ZDNet recently posted an article about the perils of an ERP industry in which most of the major players are somehow aligned with ERP vendors. Panorama’s business model is based on independence from software vendors, which we have discussed in this blog on a number of occasions. It appears as though, finally, we may not be alone in our line of thinking that suggests that the well-established network of ERP resellers and partners may not be the best thing for enterprise software clients and prospects.
To summarize, the way the industry has traditionally worked is like this: 99% or more of the consultants, technology companies, and systems integrators were (and still are) somehow aligned with one or more software vendors. In other words, industry players were (are) paid pretty hefty fees to recommend or sell a particular software package.
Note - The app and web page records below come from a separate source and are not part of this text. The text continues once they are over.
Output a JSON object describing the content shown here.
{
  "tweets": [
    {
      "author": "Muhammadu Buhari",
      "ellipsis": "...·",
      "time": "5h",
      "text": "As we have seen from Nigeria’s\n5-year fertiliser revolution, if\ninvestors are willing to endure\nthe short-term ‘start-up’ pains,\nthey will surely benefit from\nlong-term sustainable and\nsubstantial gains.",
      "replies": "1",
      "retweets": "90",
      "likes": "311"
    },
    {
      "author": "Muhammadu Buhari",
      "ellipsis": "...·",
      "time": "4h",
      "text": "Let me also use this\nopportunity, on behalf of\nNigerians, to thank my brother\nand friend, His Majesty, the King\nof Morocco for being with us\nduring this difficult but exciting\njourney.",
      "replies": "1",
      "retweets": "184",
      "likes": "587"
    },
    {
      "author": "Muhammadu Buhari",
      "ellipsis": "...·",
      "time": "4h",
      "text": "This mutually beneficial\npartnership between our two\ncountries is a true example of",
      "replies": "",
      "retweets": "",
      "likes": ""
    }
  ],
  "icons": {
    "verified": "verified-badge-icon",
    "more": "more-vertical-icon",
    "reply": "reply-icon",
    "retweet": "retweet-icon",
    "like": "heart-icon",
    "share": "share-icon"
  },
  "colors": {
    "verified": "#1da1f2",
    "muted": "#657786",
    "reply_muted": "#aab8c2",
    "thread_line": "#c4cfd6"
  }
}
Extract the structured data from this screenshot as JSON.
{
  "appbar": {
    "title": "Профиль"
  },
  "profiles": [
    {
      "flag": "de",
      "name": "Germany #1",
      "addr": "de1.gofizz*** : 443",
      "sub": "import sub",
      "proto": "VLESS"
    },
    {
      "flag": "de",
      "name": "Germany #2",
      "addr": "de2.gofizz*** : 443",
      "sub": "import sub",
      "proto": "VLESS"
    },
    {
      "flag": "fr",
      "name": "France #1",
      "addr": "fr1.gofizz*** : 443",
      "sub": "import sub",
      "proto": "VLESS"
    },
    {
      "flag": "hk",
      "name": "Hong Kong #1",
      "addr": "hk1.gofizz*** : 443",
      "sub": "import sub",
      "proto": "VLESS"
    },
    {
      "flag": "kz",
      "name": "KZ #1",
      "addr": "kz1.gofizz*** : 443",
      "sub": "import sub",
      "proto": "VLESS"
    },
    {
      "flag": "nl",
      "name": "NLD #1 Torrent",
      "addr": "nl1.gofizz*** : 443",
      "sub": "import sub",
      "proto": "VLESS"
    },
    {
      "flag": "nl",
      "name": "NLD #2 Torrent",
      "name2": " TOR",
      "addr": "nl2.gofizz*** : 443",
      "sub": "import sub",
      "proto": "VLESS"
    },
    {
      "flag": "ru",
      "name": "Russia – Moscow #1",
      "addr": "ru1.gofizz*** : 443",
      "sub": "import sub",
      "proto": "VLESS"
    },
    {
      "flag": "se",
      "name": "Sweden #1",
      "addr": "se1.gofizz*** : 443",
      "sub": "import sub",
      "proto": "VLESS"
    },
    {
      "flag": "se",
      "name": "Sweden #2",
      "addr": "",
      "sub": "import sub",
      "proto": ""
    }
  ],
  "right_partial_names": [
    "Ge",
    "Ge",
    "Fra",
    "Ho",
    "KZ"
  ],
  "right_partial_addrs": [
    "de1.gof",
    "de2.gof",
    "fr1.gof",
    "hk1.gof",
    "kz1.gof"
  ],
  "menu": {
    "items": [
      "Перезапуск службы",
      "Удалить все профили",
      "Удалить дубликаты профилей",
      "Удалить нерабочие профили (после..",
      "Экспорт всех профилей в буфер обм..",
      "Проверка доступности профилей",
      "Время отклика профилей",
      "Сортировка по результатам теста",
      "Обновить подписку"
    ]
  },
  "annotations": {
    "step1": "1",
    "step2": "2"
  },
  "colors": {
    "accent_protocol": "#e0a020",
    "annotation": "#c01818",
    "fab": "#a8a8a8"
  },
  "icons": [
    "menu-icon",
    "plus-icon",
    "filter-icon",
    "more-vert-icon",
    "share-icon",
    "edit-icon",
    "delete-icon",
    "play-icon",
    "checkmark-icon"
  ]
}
So if you hire a consultant to evaluate potential ERP systems to meet your specific needs, they are going to most likely recommend the system that they are in essence selling for their respective ERP vendor. My experience working for some of these types of firms earlier in my career is that most of the time, you are not recommending the best-fit software for the organization’s unique needs.
The problem with this is fairly clear, which is a key reason why we started Panorama Consulting: most consultants are more likely to act in ways that are aligned with their software vendors’ interests rather than that of the client. Any time money exchanges hands between vendors and a consultant, integrator, or analyst, it is nearly impossible for them to stand 100% on the side of their clients. The deep pockets of vendors simply speak too loudly and undermine objectivity.
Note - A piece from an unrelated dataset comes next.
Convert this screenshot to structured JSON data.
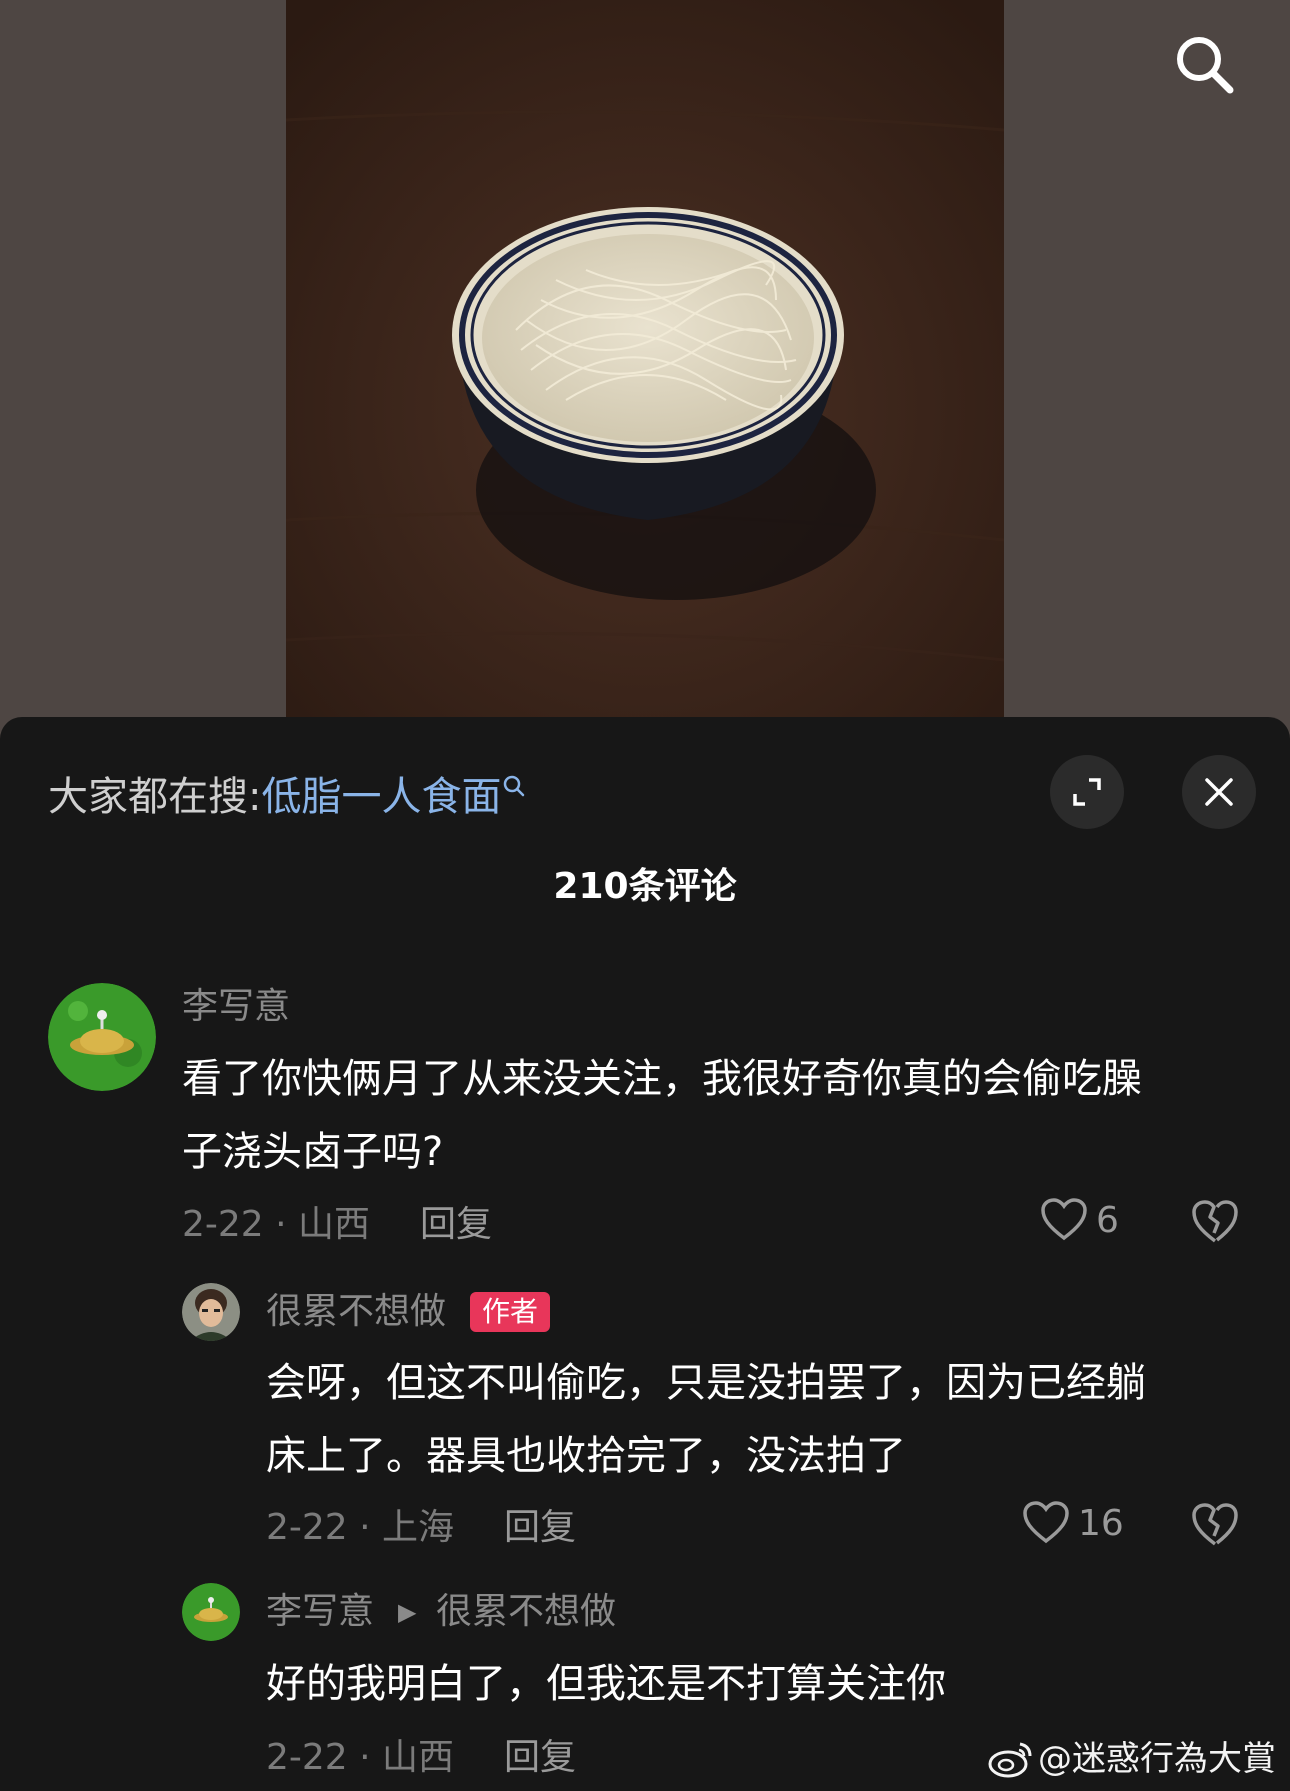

I can attest firsthand to the fact that starting a consulting firm as a partner or reseller of one of the major software vendors is much easier than starting an independent firm. Because we refused to align ourselves with a software vendor from the start, we paid the price in that we had to build our own sales, marketing, and support team from the ground up without big money from the big ERP vendors. Some of the established players also don’t like this business model very much, because they know their checkbooks and influence won’t sway us to recommend something that doesn’t make sense for a client.
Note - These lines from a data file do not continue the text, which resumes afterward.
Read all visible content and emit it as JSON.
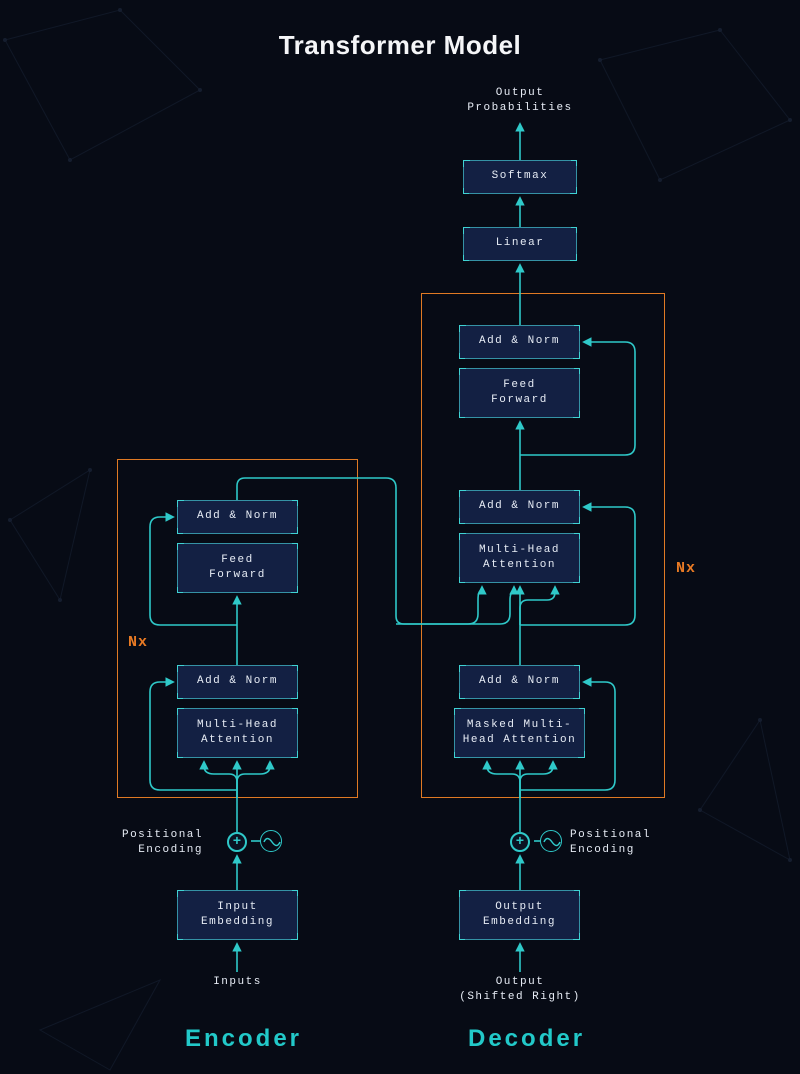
{
  "title": "Transformer Model",
  "output_label": "Output\nProbabilities",
  "top": {
    "softmax": "Softmax",
    "linear": "Linear"
  },
  "encoder": {
    "title": "Encoder",
    "nx": "Nx",
    "add_norm_top": "Add & Norm",
    "feed_forward": "Feed\nForward",
    "add_norm_bottom": "Add & Norm",
    "multi_head": "Multi-Head\nAttention",
    "positional": "Positional\nEncoding",
    "embedding": "Input\nEmbedding",
    "inputs": "Inputs"
  },
  "decoder": {
    "title": "Decoder",
    "nx": "Nx",
    "add_norm_1": "Add & Norm",
    "feed_forward": "Feed\nForward",
    "add_norm_2": "Add & Norm",
    "multi_head": "Multi-Head\nAttention",
    "add_norm_3": "Add & Norm",
    "masked_multi_head": "Masked Multi-\nHead Attention",
    "positional": "Positional\nEncoding",
    "embedding": "Output\nEmbedding",
    "outputs": "Output\n(Shifted Right)"
  },
  "colors": {
    "accent": "#2fc9c9",
    "orange": "#e07a24",
    "block_bg": "#132043",
    "block_border": "#3592a5",
    "text": "#e7ecf5"
  }
}
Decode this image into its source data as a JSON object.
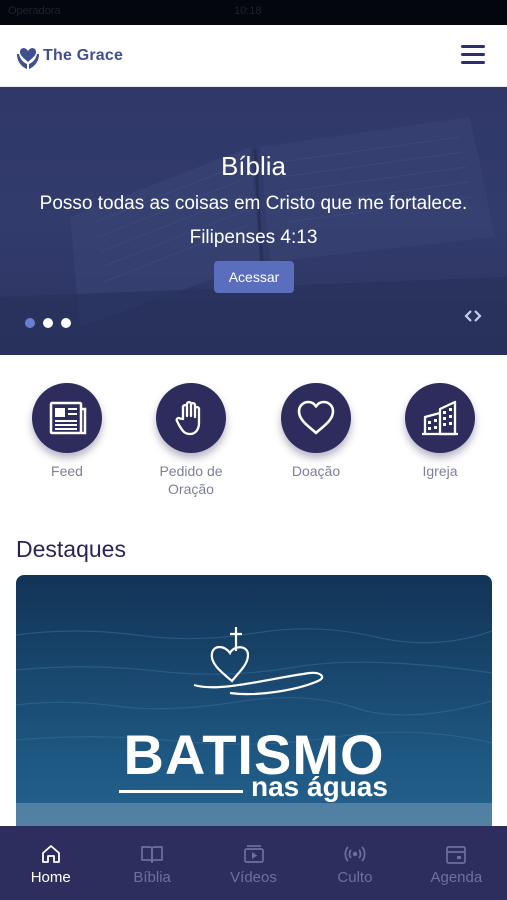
{
  "status_bar": {
    "carrier": "Operadora",
    "time": "10:18"
  },
  "header": {
    "logo_text": "The Grace",
    "menu_icon": "hamburger-menu-icon"
  },
  "banner": {
    "title": "Bíblia",
    "verse": "Posso todas as coisas em Cristo que me fortalece.",
    "reference": "Filipenses 4:13",
    "button_label": "Acessar",
    "slide_count": 3,
    "active_slide": 1
  },
  "shortcuts": [
    {
      "label": "Feed",
      "icon": "newspaper-icon"
    },
    {
      "label": "Pedido de\nOração",
      "icon": "raised-hand-icon"
    },
    {
      "label": "Doação",
      "icon": "heart-icon"
    },
    {
      "label": "Igreja",
      "icon": "buildings-icon"
    }
  ],
  "highlights": {
    "title": "Destaques",
    "card": {
      "title": "BATISMO",
      "subtitle": "nas águas"
    }
  },
  "tabs": [
    {
      "label": "Home",
      "icon": "home-icon",
      "active": true
    },
    {
      "label": "Bíblia",
      "icon": "book-icon",
      "active": false
    },
    {
      "label": "Vídeos",
      "icon": "video-icon",
      "active": false
    },
    {
      "label": "Culto",
      "icon": "broadcast-icon",
      "active": false
    },
    {
      "label": "Agenda",
      "icon": "calendar-icon",
      "active": false
    }
  ],
  "colors": {
    "primary": "#2e2c5c",
    "accent": "#5a6ebd",
    "tab_bar": "#2e2e5e",
    "banner": "#323c6c"
  }
}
The upside is that clients trust us more than most ERP consultants, which is why we have been able to double in size each year we’ve been in business, most of it in a weak economy. To this day, we are still a rarity in the industry – good for us that we’re unique, but not so good for prospective clients who don’t know about us or choose to hire someone else thinking that they are independent, when in fact they are most likely not.
Whether you’re choosing or implementing ERP software, it is critical that you have an independent partner to help you through the process. An objective and technology-agnostic partner will help you choose the ERP system that is the right fit for your needs. In addition, an independent partner will ensure that you implement your ERP solution in a way that transforms your business rather than maximizes software, licensing, and ongoing professional services revenue for the ERP vendor. Such a partner is more inclined and capable to help you address critical implementation success factors not specific to the technical facets of the software, such as organizational change management, business process re-design, and benefits realization.
Listen to the podcast below from earlier this year, where we discuss how to determine whether or not a consultant is truly independent. You may also contact us to learn more about how we can help you choose or implement the right software for your organization.
July 4th Edition: Eric Kimberling Talks Independence
Podcast Originally Released June 25, 2010
For this Independence Day interview, Eric Kimberling discusses how independence relates to the ERP software industry, why it is so important to select an independent ERP consulting firm for your ERP selection and implementation project, and how you can tell if a consulting firm is truly independent.